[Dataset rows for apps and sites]
□ □ □

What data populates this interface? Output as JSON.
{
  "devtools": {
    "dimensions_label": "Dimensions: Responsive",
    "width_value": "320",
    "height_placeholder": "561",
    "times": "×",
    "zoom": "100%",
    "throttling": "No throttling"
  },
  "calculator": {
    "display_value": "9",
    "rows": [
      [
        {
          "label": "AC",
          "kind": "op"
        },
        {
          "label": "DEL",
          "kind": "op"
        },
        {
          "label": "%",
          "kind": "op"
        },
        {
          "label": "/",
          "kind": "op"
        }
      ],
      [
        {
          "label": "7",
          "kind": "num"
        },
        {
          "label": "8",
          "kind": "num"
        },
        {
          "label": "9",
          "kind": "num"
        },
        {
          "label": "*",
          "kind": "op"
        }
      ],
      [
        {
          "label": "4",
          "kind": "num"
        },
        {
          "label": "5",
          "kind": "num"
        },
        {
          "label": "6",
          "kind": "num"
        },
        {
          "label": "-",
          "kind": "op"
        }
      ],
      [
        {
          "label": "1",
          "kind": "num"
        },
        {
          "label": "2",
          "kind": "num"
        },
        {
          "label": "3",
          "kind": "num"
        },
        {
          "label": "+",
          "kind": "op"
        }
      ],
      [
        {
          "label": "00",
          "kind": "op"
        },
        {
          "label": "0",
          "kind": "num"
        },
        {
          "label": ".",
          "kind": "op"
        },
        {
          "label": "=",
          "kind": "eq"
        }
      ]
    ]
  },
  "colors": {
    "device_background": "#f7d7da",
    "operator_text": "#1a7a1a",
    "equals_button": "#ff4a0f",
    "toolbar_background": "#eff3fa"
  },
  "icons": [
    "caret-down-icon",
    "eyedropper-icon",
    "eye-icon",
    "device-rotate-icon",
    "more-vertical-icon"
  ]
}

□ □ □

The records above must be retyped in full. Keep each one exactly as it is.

SOLUTION BELOW
What data populates this interface? Output as JSON.
{
  "devtools": {
    "dimensions_label": "Dimensions: Responsive",
    "width_value": "320",
    "height_placeholder": "561",
    "times": "×",
    "zoom": "100%",
    "throttling": "No throttling"
  },
  "calculator": {
    "display_value": "9",
    "rows": [
      [
        {
          "label": "AC",
          "kind": "op"
        },
        {
          "label": "DEL",
          "kind": "op"
        },
        {
          "label": "%",
          "kind": "op"
        },
        {
          "label": "/",
          "kind": "op"
        }
      ],
      [
        {
          "label": "7",
          "kind": "num"
        },
        {
          "label": "8",
          "kind": "num"
        },
        {
          "label": "9",
          "kind": "num"
        },
        {
          "label": "*",
          "kind": "op"
        }
      ],
      [
        {
          "label": "4",
          "kind": "num"
        },
        {
          "label": "5",
          "kind": "num"
        },
        {
          "label": "6",
          "kind": "num"
        },
        {
          "label": "-",
          "kind": "op"
        }
      ],
      [
        {
          "label": "1",
          "kind": "num"
        },
        {
          "label": "2",
          "kind": "num"
        },
        {
          "label": "3",
          "kind": "num"
        },
        {
          "label": "+",
          "kind": "op"
        }
      ],
      [
        {
          "label": "00",
          "kind": "op"
        },
        {
          "label": "0",
          "kind": "num"
        },
        {
          "label": ".",
          "kind": "op"
        },
        {
          "label": "=",
          "kind": "eq"
        }
      ]
    ]
  },
  "colors": {
    "device_background": "#f7d7da",
    "operator_text": "#1a7a1a",
    "equals_button": "#ff4a0f",
    "toolbar_background": "#eff3fa"
  },
  "icons": [
    "caret-down-icon",
    "eyedropper-icon",
    "eye-icon",
    "device-rotate-icon",
    "more-vertical-icon"
  ]
}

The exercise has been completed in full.